DESCRIPTION OF THE TASK -
Your answer must consist of every line from the data below that includes the word "quyền".
*-*-*
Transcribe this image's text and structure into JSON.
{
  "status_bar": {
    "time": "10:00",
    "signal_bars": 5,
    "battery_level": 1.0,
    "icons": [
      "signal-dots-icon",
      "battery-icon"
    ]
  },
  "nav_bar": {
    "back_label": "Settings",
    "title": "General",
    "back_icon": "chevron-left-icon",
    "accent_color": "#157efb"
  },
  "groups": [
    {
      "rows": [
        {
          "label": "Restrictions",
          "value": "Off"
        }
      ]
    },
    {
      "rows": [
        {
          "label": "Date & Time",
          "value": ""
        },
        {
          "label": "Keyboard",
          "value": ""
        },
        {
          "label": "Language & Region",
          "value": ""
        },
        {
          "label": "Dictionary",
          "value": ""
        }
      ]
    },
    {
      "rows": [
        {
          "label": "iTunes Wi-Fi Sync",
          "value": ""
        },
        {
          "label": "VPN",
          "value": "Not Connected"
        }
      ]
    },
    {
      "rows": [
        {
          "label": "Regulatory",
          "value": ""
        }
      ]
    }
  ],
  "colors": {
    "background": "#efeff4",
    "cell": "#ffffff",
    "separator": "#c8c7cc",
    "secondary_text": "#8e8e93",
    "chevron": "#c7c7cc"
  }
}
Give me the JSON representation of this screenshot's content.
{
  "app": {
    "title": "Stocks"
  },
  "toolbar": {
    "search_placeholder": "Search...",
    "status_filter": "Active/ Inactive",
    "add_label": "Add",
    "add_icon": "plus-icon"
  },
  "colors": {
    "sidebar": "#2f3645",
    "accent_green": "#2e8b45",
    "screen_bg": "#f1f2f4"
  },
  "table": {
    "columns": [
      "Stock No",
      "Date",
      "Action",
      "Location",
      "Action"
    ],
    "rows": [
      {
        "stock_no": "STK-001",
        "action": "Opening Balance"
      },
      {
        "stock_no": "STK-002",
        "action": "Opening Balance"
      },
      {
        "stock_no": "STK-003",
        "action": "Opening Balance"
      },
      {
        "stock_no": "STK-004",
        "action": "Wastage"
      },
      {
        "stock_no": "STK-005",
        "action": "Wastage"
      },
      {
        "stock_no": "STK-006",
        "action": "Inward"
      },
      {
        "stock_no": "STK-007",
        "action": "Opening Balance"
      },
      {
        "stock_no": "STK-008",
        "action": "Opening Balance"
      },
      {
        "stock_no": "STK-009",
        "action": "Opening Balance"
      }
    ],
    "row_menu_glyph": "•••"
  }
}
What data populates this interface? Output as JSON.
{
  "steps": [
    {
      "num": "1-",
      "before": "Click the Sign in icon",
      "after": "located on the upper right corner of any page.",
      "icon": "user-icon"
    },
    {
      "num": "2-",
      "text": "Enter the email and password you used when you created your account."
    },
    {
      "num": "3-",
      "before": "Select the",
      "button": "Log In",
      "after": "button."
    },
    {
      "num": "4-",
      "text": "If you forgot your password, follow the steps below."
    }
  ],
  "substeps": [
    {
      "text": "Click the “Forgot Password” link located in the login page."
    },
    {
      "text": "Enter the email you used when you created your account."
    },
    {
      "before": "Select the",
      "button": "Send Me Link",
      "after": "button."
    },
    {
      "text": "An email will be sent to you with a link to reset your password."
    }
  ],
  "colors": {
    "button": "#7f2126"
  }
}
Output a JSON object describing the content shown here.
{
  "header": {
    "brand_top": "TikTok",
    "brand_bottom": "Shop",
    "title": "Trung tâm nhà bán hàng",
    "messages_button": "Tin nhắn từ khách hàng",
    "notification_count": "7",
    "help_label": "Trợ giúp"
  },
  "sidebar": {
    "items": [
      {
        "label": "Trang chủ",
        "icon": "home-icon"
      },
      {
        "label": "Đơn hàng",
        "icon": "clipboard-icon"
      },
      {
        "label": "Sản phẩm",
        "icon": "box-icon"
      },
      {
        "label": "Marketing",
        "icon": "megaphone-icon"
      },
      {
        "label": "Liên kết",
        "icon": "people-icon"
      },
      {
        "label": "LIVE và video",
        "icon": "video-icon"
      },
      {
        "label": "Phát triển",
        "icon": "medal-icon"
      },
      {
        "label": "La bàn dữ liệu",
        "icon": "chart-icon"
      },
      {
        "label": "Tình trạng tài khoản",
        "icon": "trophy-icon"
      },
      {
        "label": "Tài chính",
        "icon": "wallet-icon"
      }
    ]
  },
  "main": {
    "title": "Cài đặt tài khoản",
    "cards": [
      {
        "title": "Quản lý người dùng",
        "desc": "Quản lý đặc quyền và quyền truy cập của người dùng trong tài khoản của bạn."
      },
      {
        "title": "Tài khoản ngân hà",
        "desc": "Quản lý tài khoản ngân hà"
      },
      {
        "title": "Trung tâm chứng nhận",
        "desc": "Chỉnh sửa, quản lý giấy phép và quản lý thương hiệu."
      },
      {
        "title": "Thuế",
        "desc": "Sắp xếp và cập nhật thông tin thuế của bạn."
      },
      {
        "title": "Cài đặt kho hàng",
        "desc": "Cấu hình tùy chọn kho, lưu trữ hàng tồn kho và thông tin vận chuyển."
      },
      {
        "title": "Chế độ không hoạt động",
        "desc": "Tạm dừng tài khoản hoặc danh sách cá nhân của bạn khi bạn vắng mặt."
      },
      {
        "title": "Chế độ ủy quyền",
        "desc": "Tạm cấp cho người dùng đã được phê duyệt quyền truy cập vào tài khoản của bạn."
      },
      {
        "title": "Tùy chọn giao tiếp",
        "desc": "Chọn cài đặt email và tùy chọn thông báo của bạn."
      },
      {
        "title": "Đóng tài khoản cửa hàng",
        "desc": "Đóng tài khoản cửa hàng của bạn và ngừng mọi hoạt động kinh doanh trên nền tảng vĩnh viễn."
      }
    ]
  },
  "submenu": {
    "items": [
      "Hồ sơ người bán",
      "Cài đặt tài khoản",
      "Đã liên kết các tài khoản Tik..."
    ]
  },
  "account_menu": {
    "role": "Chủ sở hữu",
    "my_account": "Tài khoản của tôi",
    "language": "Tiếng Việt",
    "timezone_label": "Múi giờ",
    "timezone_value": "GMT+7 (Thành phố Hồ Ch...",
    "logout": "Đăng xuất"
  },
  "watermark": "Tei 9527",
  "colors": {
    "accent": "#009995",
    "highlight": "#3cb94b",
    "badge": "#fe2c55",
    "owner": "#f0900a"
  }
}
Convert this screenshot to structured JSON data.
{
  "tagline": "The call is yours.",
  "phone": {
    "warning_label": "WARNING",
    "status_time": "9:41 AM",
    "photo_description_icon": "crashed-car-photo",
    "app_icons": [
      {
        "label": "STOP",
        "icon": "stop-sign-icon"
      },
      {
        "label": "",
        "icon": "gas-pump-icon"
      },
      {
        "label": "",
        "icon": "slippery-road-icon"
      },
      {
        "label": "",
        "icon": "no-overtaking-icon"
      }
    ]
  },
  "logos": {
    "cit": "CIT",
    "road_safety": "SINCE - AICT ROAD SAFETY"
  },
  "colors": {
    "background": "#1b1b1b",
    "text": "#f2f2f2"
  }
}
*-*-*
ANSWER TO THIS EXERCISE -
        "desc": "Quản lý đặc quyền và quyền truy cập của người dùng trong tài khoản của bạn."
        "title": "Chế độ ủy quyền",
        "desc": "Tạm cấp cho người dùng đã được phê duyệt quyền truy cập vào tài khoản của bạn."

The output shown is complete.